ACTIVITY —
Which lines of the data include the string "Enable"? List them all.

RECORDED DATA —

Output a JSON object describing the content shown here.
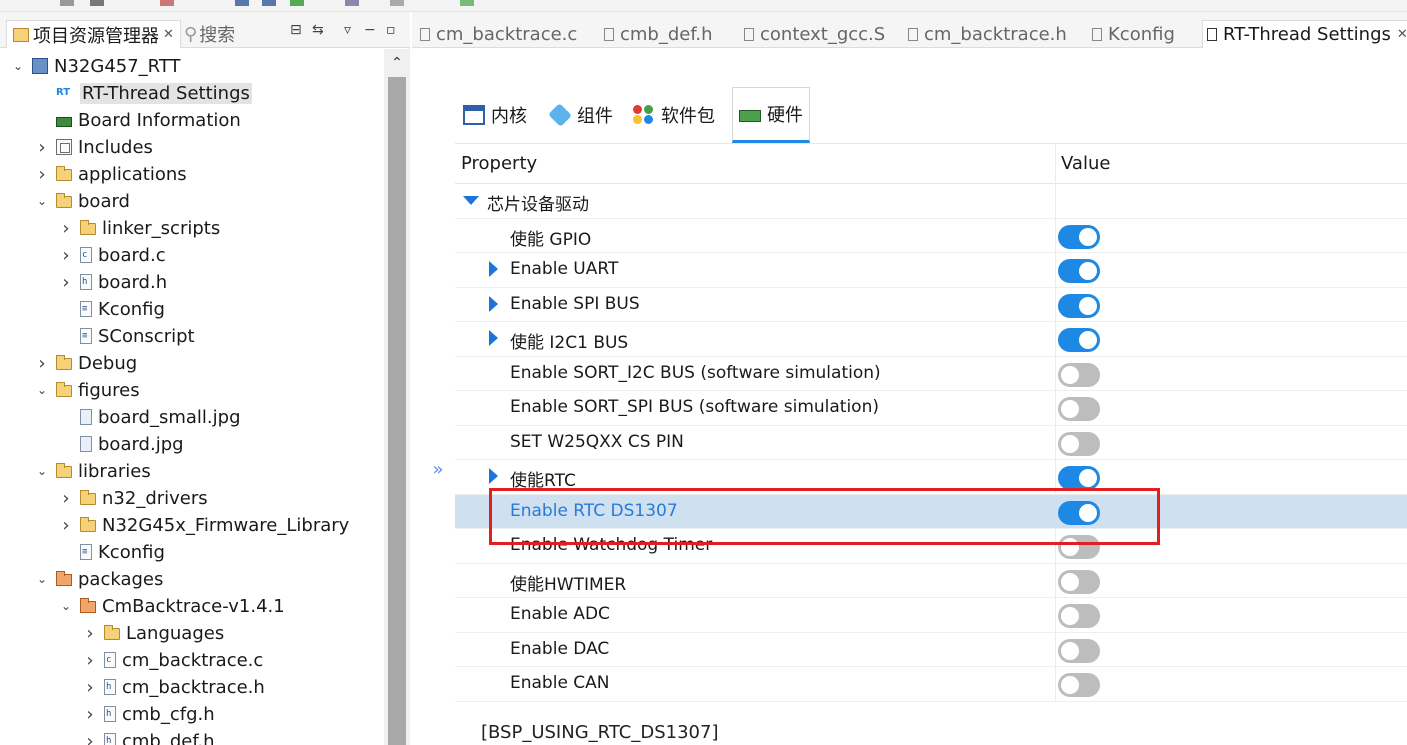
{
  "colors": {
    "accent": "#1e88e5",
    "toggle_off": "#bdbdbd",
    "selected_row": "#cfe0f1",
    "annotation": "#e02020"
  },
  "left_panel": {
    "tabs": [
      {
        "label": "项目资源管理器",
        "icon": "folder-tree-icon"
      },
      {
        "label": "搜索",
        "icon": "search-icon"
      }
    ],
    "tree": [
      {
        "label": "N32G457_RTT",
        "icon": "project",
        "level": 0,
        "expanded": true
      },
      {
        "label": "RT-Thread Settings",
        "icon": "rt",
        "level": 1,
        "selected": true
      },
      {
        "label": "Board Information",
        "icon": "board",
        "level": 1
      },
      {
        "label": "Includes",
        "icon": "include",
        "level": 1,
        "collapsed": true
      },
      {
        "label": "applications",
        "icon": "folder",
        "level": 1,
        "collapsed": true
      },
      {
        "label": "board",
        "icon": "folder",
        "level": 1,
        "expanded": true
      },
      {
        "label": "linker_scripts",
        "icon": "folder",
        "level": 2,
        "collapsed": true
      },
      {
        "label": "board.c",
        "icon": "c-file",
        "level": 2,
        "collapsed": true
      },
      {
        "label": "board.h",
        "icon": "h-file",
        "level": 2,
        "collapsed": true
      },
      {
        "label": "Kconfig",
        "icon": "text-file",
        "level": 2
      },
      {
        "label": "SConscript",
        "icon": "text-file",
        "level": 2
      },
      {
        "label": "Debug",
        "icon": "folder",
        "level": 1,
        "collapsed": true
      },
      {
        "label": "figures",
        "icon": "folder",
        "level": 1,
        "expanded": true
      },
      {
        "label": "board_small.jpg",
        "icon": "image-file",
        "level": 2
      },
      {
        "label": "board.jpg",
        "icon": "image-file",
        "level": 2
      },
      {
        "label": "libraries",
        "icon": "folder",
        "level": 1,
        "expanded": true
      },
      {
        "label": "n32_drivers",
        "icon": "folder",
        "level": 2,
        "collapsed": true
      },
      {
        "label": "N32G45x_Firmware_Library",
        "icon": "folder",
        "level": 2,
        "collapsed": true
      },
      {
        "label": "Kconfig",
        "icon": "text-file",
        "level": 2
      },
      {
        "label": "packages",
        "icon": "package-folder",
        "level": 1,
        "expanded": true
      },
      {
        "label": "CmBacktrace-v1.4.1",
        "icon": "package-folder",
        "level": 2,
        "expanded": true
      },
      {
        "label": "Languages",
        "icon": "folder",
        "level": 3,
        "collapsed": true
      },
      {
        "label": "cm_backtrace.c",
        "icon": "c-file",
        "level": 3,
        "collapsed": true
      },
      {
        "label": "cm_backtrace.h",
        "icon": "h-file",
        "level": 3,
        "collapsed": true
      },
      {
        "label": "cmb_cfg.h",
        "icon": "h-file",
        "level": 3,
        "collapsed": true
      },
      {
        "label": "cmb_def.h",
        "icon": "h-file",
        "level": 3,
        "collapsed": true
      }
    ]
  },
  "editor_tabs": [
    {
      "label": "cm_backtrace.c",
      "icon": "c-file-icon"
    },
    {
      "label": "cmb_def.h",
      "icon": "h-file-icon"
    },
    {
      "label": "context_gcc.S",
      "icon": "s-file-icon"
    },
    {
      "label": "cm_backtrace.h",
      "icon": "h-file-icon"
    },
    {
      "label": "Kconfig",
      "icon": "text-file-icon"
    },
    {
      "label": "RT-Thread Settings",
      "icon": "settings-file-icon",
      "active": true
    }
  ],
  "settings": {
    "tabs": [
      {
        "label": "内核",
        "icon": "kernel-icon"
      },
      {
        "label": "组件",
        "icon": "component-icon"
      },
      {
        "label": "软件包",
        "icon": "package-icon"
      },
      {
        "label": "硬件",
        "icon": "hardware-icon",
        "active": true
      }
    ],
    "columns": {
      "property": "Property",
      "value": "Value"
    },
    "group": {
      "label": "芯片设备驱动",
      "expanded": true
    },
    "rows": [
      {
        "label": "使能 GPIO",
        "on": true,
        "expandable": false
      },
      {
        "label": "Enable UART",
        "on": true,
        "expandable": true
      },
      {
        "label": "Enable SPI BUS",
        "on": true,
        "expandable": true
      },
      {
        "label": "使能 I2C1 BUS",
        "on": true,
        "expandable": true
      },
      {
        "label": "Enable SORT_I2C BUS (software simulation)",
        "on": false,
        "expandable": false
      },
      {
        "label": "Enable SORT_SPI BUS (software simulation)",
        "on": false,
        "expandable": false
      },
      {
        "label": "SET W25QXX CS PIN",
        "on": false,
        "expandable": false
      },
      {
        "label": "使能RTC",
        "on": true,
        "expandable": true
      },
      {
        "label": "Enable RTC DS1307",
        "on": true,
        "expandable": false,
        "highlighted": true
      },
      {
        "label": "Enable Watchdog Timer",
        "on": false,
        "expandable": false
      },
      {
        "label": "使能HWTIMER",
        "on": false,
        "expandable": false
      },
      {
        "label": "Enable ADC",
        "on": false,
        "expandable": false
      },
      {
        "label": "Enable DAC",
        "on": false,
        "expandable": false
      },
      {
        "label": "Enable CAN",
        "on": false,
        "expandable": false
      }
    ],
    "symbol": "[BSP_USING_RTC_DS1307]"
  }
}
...
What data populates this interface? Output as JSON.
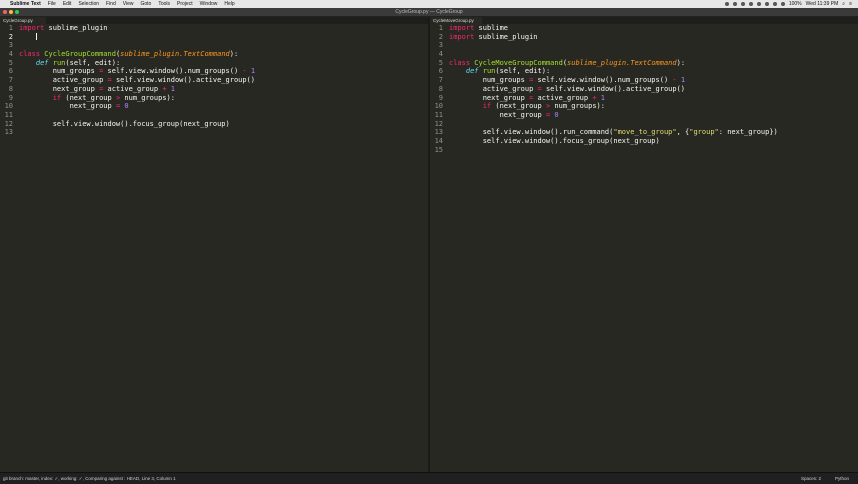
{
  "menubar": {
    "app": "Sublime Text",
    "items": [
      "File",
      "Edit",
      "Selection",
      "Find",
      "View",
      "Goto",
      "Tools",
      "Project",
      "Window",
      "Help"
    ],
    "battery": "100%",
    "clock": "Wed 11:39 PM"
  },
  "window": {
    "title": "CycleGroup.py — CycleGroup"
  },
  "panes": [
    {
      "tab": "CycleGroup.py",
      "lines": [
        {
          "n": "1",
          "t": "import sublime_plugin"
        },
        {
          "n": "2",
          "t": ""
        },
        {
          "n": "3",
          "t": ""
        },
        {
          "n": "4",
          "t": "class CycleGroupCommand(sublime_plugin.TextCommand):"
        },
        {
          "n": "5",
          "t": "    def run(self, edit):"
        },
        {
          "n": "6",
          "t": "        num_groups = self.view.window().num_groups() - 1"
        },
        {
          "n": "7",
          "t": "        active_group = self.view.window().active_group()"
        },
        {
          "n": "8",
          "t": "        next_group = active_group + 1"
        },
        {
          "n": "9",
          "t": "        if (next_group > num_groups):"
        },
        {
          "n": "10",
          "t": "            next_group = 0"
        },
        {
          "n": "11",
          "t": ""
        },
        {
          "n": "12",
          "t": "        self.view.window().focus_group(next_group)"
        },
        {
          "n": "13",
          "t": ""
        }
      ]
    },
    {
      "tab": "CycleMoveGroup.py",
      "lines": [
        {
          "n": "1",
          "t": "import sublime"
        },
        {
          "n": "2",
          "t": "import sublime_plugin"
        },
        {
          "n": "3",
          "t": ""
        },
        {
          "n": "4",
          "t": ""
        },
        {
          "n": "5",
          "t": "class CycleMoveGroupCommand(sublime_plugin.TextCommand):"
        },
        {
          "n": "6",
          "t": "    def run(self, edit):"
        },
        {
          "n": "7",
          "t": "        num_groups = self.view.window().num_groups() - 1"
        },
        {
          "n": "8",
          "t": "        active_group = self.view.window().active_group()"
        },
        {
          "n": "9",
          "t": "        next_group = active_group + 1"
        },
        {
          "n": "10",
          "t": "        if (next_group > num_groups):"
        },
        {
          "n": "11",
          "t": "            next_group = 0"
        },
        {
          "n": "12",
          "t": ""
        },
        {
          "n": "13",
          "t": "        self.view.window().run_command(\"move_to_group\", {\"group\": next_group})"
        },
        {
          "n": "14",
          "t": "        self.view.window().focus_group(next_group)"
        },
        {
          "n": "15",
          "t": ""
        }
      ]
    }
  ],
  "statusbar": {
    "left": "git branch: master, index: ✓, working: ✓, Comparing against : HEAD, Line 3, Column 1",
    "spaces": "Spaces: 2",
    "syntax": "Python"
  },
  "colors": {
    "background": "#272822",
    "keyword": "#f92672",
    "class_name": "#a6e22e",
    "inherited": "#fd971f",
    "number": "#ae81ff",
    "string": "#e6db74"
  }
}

SOLVED EXERCISE —
        "label": "Enable UART",
        "label": "Enable SPI BUS",
        "label": "Enable SORT_I2C BUS (software simulation)",
        "label": "Enable SORT_SPI BUS (software simulation)",
        "label": "Enable RTC DS1307",
        "label": "Enable Watchdog Timer",
        "label": "Enable ADC",
        "label": "Enable DAC",
        "label": "Enable CAN",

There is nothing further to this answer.